The most common cause of ambiguous genitalia in our newborn patients was CAH due to 21-OH deficiency [2, 4, 6, 7]; 87 percent of patients had salt wasting form of the disease. In the majority of patients the appearance of the external genitalia made possible the detection of the disease immediately after the birth. So, the relative high incidence of adrenal crisis in our patients with CAH (38%) seems unreasonable. The decision for gender assignment was possible after the appropriate study of the nature of the disorder.

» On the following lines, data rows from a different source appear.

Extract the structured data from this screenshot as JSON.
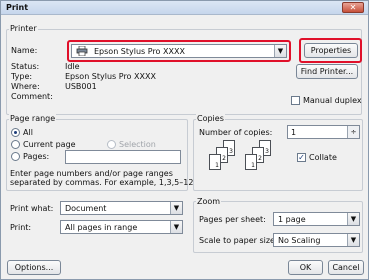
{
  "window": {
    "title": "Print",
    "close": "✕"
  },
  "printer": {
    "group_label": "Printer",
    "name_label": "Name:",
    "name_value": "Epson Stylus Pro XXXX",
    "properties_button": "Properties",
    "status_label": "Status:",
    "status_value": "Idle",
    "type_label": "Type:",
    "type_value": "Epson Stylus Pro XXXX",
    "where_label": "Where:",
    "where_value": "USB001",
    "comment_label": "Comment:",
    "comment_value": "",
    "find_printer_button": "Find Printer...",
    "manual_duplex_label": "Manual duplex",
    "manual_duplex_checked": false
  },
  "page_range": {
    "group_label": "Page range",
    "all_label": "All",
    "current_page_label": "Current page",
    "selection_label": "Selection",
    "pages_label": "Pages:",
    "pages_value": "",
    "selected": "all",
    "hint_line1": "Enter page numbers and/or page ranges",
    "hint_line2": "separated by commas. For example, 1,3,5–12"
  },
  "copies": {
    "group_label": "Copies",
    "number_label": "Number of copies:",
    "number_value": "1",
    "collate_label": "Collate",
    "collate_checked": true,
    "page_labels": [
      "3",
      "2",
      "1",
      "3",
      "2",
      "1"
    ]
  },
  "print_what": {
    "label": "Print what:",
    "value": "Document"
  },
  "print": {
    "label": "Print:",
    "value": "All pages in range"
  },
  "zoom": {
    "group_label": "Zoom",
    "pages_per_sheet_label": "Pages per sheet:",
    "pages_per_sheet_value": "1 page",
    "scale_label": "Scale to paper size:",
    "scale_value": "No Scaling"
  },
  "footer": {
    "options_button": "Options...",
    "ok_button": "OK",
    "cancel_button": "Cancel"
  },
  "colors": {
    "highlight": "#e0102a",
    "title_bar": "#c6d6ec"
  },
  "icons": {
    "printer": "printer-icon",
    "dropdown": "chevron-down-icon",
    "spinner": "spinner-icon"
  }
}
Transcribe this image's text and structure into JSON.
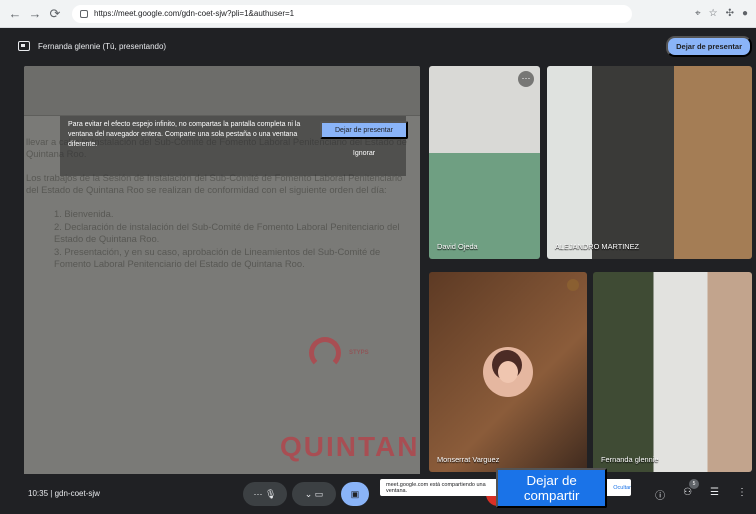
{
  "browser": {
    "url": "https://meet.google.com/gdn-coet-sjw?pli=1&authuser=1"
  },
  "meet": {
    "presenter": "Fernanda glennie (Tú, presentando)",
    "stop_presenting_top": "Dejar de presentar",
    "time": "10:35",
    "meeting_code": "gdn-coet-sjw"
  },
  "shared_screen": {
    "warning": "Para evitar el efecto espejo infinito, no compartas la pantalla completa ni la ventana del navegador entera. Comparte una sola pestaña o una ventana diferente.",
    "stop_presenting": "Dejar de presentar",
    "ignore": "Ignorar",
    "paragraph_1": "llevar a cabo la Instalación del Sub-Comité de Fomento Laboral Penitenciario del Estado de Quintana Roo.",
    "paragraph_2": "Los trabajos de la Sesión de Instalación del Sub-Comité de Fomento Laboral Penitenciario del Estado de Quintana Roo se realizan de conformidad con el siguiente orden del día:",
    "agenda": [
      "1. Bienvenida.",
      "2. Declaración de instalación del Sub-Comité de Fomento Laboral Penitenciario del Estado de Quintana Roo.",
      "3. Presentación, y en su caso, aprobación de Lineamientos del Sub-Comité de Fomento Laboral Penitenciario del Estado de Quintana Roo."
    ],
    "logo_1": "STYPS",
    "logo_2": "QUINTANA"
  },
  "participants": {
    "p1": "David Ojeda",
    "p2": "ALEJANDRO MARTINEZ",
    "p3": "Monserrat Varguez",
    "p4": "Fernanda glennie"
  },
  "sharing_banner": {
    "message": "meet.google.com está compartiendo una ventana.",
    "stop": "Dejar de compartir",
    "hide": "Ocultar"
  },
  "controls": {
    "participant_count": "5"
  }
}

The causes of MPH are numerous and heterogeneous [1, 3, 8]. With the exception of two patients with complete form of androgen insensitivity, in all newborns with MPH the male gender predominated. The appearance of external genitalia with severe perineoscrotal hypospadia and/or micropenis suggested the possibility of incomplete androgen resistance. If a male assignment is being considered, the response of the phallic size to treatment with testosterone was recommended. If penile size did not reach the 2.5 cm range or above, a male sex assignment was not advisable . It is important for the paediatric surgeon to be involved in the diagnostic evaluation of these infants to plan the timing and techniques of the surgical reconstruction . The decision to raise a patient with sex chromosome mosaicism, true hermaphroditism, or mixed gonadal dysgenesis as either a male or a female was based on the appearance of the external genitalia and possible fertility [1, 9]. The parental decision of male sex in our patients with true hermaphroditism could not be considered as optimal.